Retype the data below verbatim; pictures do not belong in the copy.

EXERCISE DATA -
---------------

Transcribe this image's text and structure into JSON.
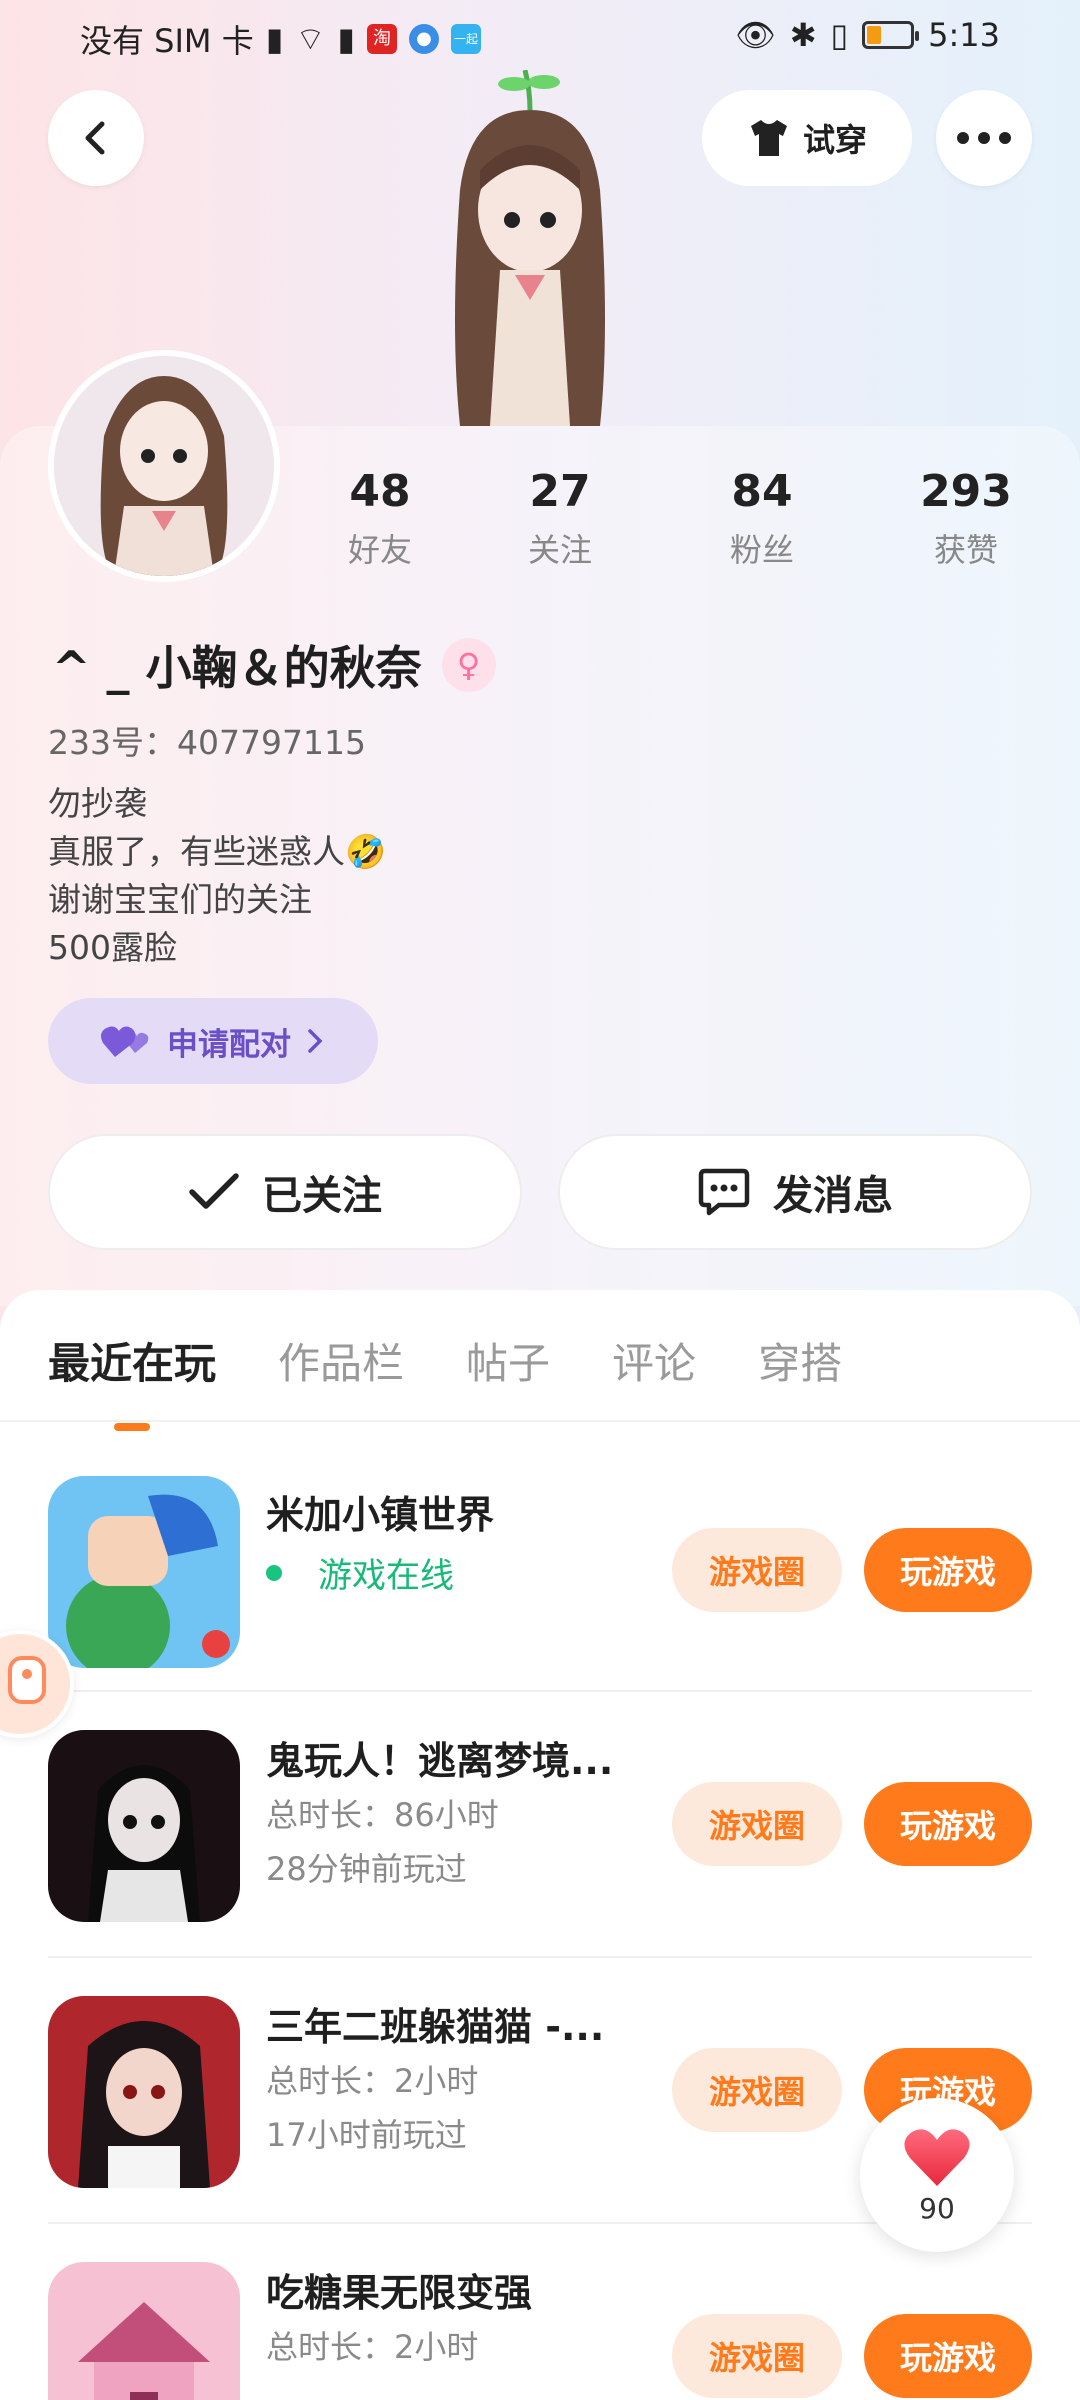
{
  "status_bar": {
    "carrier": "没有 SIM 卡",
    "time": "5:13",
    "app_icons": [
      "淘",
      "●",
      "一起"
    ]
  },
  "header": {
    "back_icon": "chevron-left-icon",
    "try_on_label": "试穿",
    "more_icon": "more-dots-icon"
  },
  "profile": {
    "stats": [
      {
        "value": "48",
        "label": "好友"
      },
      {
        "value": "27",
        "label": "关注"
      },
      {
        "value": "84",
        "label": "粉丝"
      },
      {
        "value": "293",
        "label": "获赞"
      }
    ],
    "username": "^ _ 小鞠＆的秋奈",
    "gender_symbol": "♀",
    "uid": "233号：407797115",
    "bio": [
      "勿抄袭",
      "真服了，有些迷惑人🤣",
      "谢谢宝宝们的关注",
      "500露脸"
    ],
    "pair_label": "申请配对",
    "follow_label": "已关注",
    "message_label": "发消息"
  },
  "tabs": [
    "最近在玩",
    "作品栏",
    "帖子",
    "评论",
    "穿搭"
  ],
  "games": [
    {
      "title": "米加小镇世界",
      "online_text": "游戏在线",
      "circle_label": "游戏圈",
      "play_label": "玩游戏"
    },
    {
      "title": "鬼玩人！逃离梦境...",
      "duration": "总时长：86小时",
      "last_played": "28分钟前玩过",
      "circle_label": "游戏圈",
      "play_label": "玩游戏"
    },
    {
      "title": "三年二班躲猫猫 -...",
      "duration": "总时长：2小时",
      "last_played": "17小时前玩过",
      "circle_label": "游戏圈",
      "play_label": "玩游戏"
    },
    {
      "title": "吃糖果无限变强",
      "duration": "总时长：2小时",
      "circle_label": "游戏圈",
      "play_label": "玩游戏"
    }
  ],
  "like_count": "90",
  "colors": {
    "accent": "#ff7a1a",
    "online": "#19b97a",
    "pair": "#6a4fc7"
  }
}
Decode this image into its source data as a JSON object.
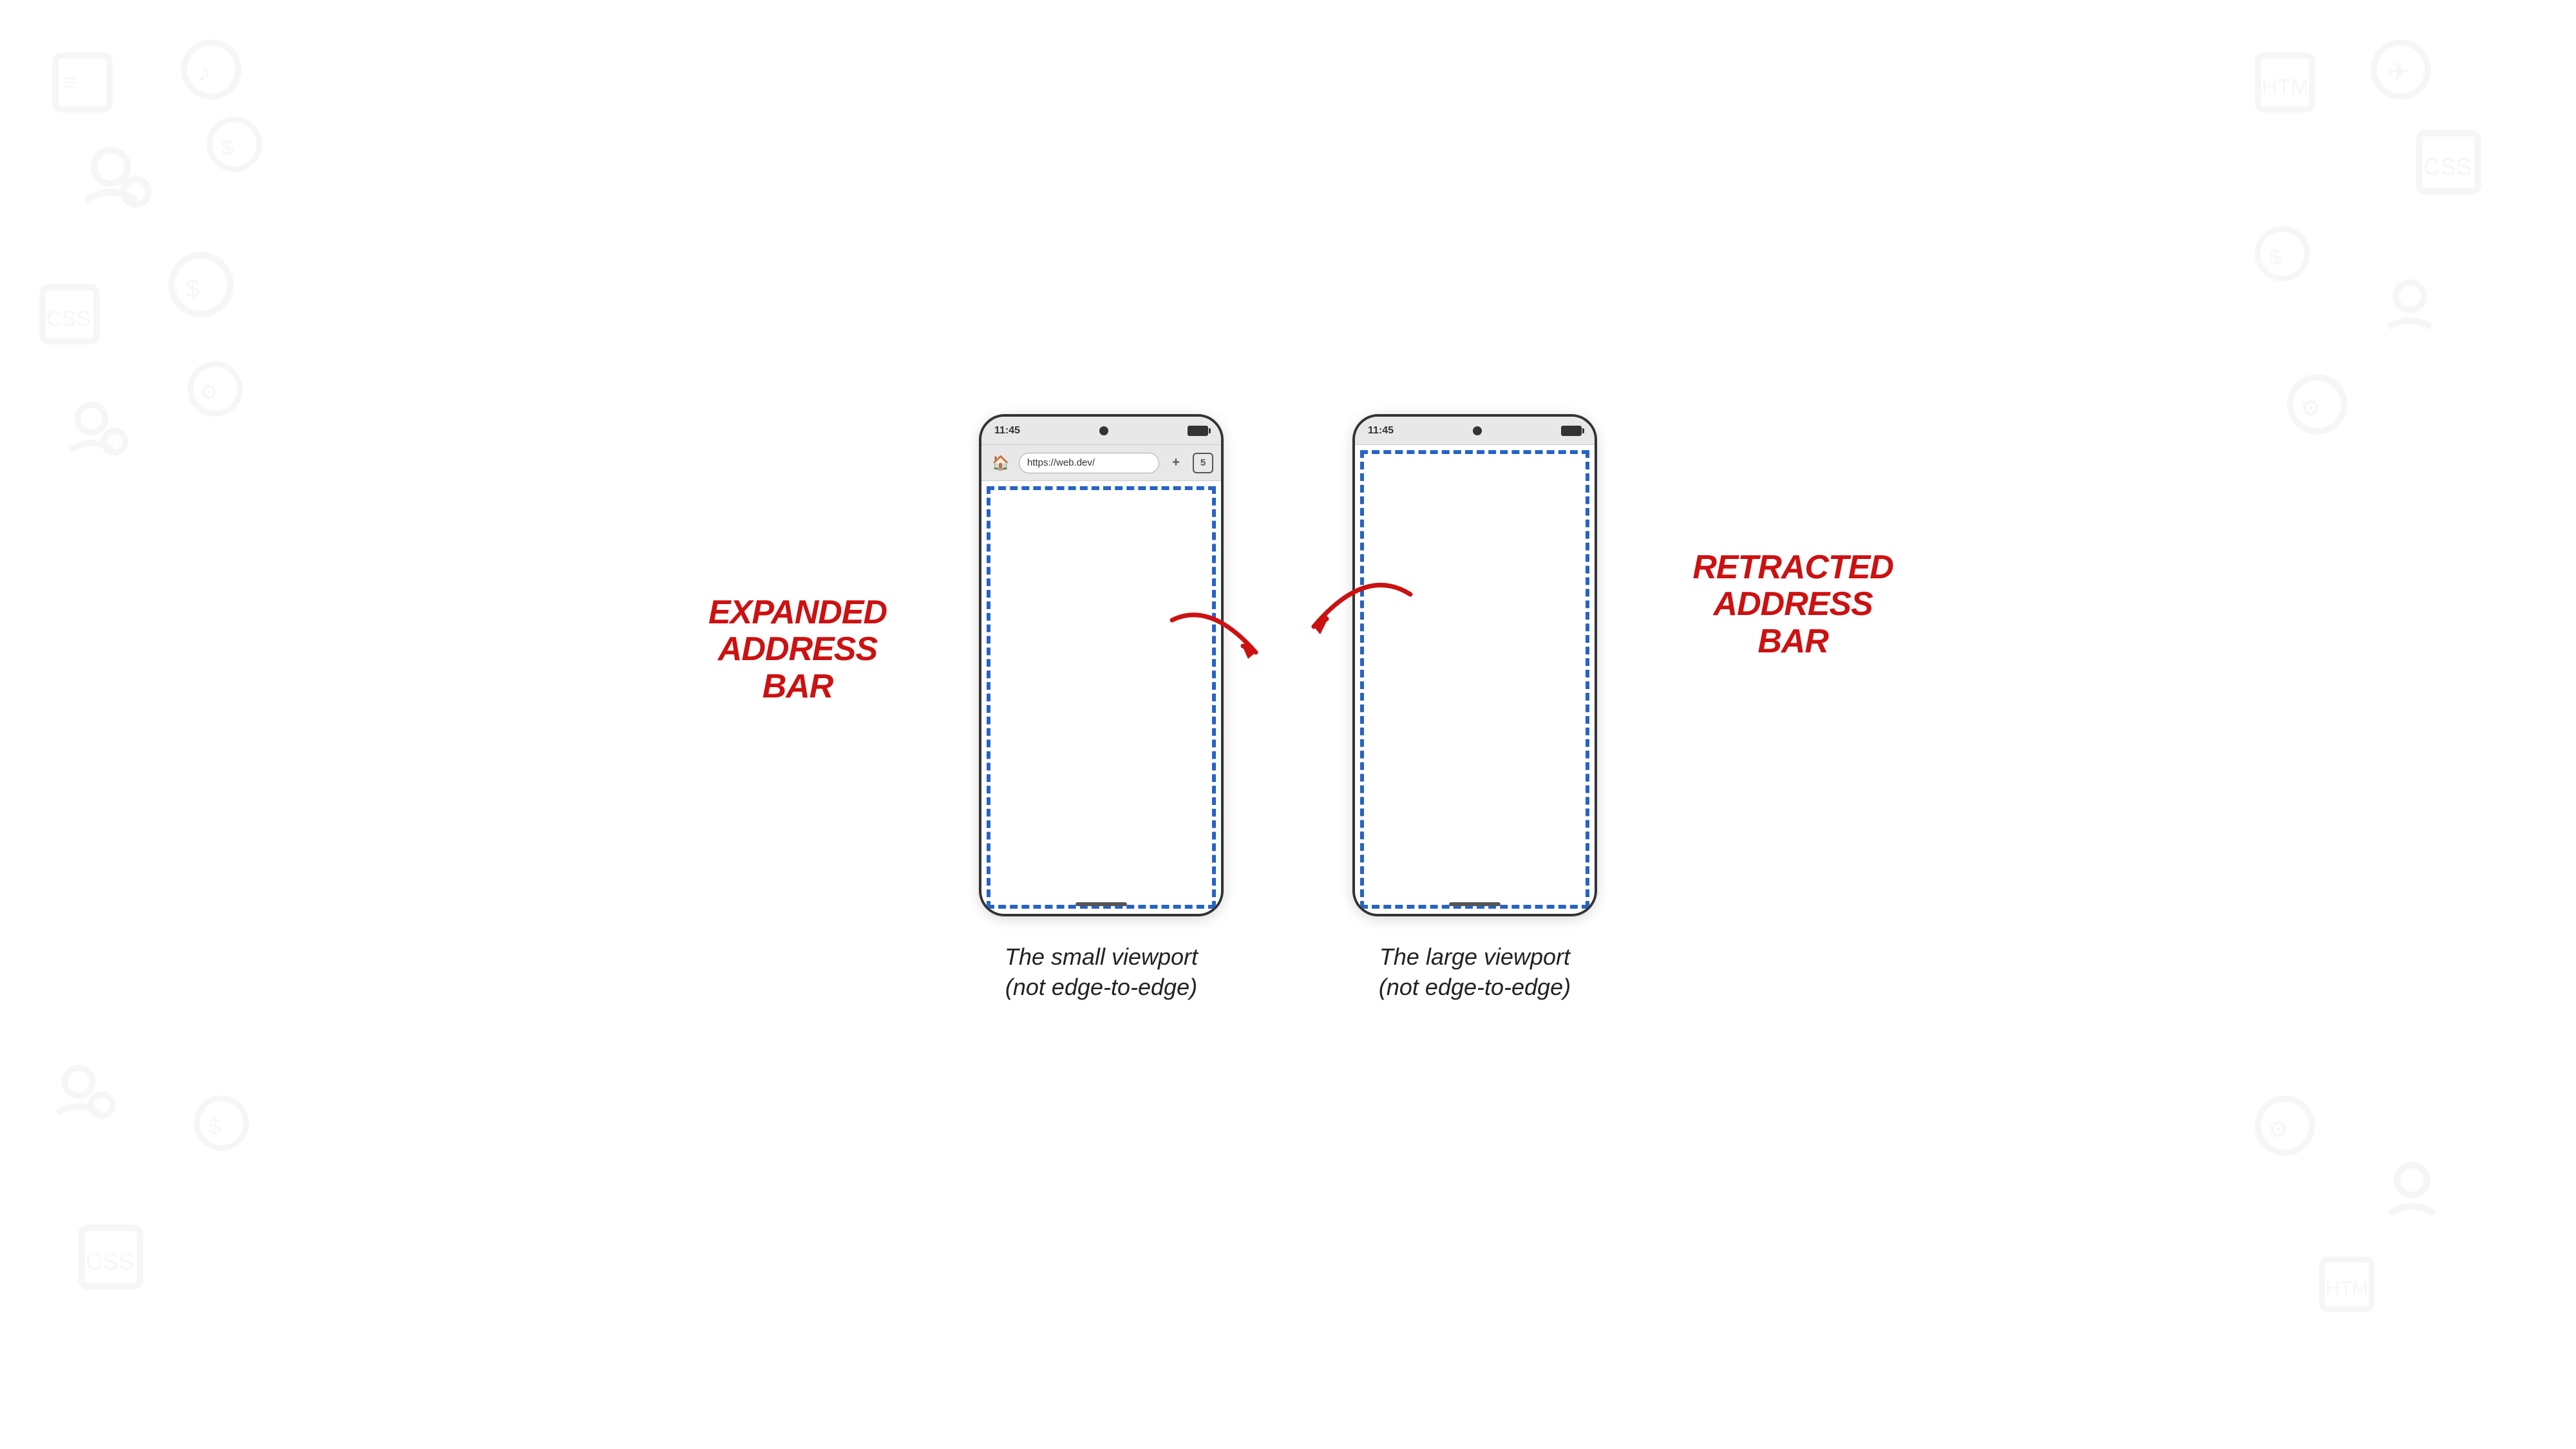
{
  "page": {
    "background": "#ffffff"
  },
  "phone_expanded": {
    "status_bar": {
      "time": "11:45",
      "battery_visible": true
    },
    "address_bar": {
      "url": "https://web.dev/",
      "new_tab_icon": "+",
      "tabs_count": "5"
    },
    "caption_line1": "The small viewport",
    "caption_line2": "(not edge-to-edge)"
  },
  "phone_retracted": {
    "status_bar": {
      "time": "11:45",
      "battery_visible": true
    },
    "caption_line1": "The large viewport",
    "caption_line2": "(not edge-to-edge)"
  },
  "annotation_expanded": {
    "line1": "Expanded",
    "line2": "Address",
    "line3": "Bar"
  },
  "annotation_retracted": {
    "line1": "Retracted",
    "line2": "Address",
    "line3": "Bar"
  }
}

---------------

EXPECTED OUTPUT -
Transcribe this image's text and structure into JSON.
{
  "status_bar": {
    "carrier": "没有 SIM 卡",
    "time": "5:13",
    "app_icons": [
      "淘",
      "●",
      "一起"
    ]
  },
  "header": {
    "back_icon": "chevron-left-icon",
    "try_on_label": "试穿",
    "more_icon": "more-dots-icon"
  },
  "profile": {
    "stats": [
      {
        "value": "48",
        "label": "好友"
      },
      {
        "value": "27",
        "label": "关注"
      },
      {
        "value": "84",
        "label": "粉丝"
      },
      {
        "value": "293",
        "label": "获赞"
      }
    ],
    "username": "^ _ 小鞠＆的秋奈",
    "gender_symbol": "♀",
    "uid": "233号：407797115",
    "bio": [
      "勿抄袭",
      "真服了，有些迷惑人🤣",
      "谢谢宝宝们的关注",
      "500露脸"
    ],
    "pair_label": "申请配对",
    "follow_label": "已关注",
    "message_label": "发消息"
  },
  "tabs": [
    "最近在玩",
    "作品栏",
    "帖子",
    "评论",
    "穿搭"
  ],
  "games": [
    {
      "title": "米加小镇世界",
      "online_text": "游戏在线",
      "circle_label": "游戏圈",
      "play_label": "玩游戏"
    },
    {
      "title": "鬼玩人！逃离梦境...",
      "duration": "总时长：86小时",
      "last_played": "28分钟前玩过",
      "circle_label": "游戏圈",
      "play_label": "玩游戏"
    },
    {
      "title": "三年二班躲猫猫 -...",
      "duration": "总时长：2小时",
      "last_played": "17小时前玩过",
      "circle_label": "游戏圈",
      "play_label": "玩游戏"
    },
    {
      "title": "吃糖果无限变强",
      "duration": "总时长：2小时",
      "circle_label": "游戏圈",
      "play_label": "玩游戏"
    }
  ],
  "like_count": "90",
  "colors": {
    "accent": "#ff7a1a",
    "online": "#19b97a",
    "pair": "#6a4fc7"
  }
}
Decode this image into its source data as a JSON object.
{
  "page": {
    "background": "#ffffff"
  },
  "phone_expanded": {
    "status_bar": {
      "time": "11:45",
      "battery_visible": true
    },
    "address_bar": {
      "url": "https://web.dev/",
      "new_tab_icon": "+",
      "tabs_count": "5"
    },
    "caption_line1": "The small viewport",
    "caption_line2": "(not edge-to-edge)"
  },
  "phone_retracted": {
    "status_bar": {
      "time": "11:45",
      "battery_visible": true
    },
    "caption_line1": "The large viewport",
    "caption_line2": "(not edge-to-edge)"
  },
  "annotation_expanded": {
    "line1": "Expanded",
    "line2": "Address",
    "line3": "Bar"
  },
  "annotation_retracted": {
    "line1": "Retracted",
    "line2": "Address",
    "line3": "Bar"
  }
}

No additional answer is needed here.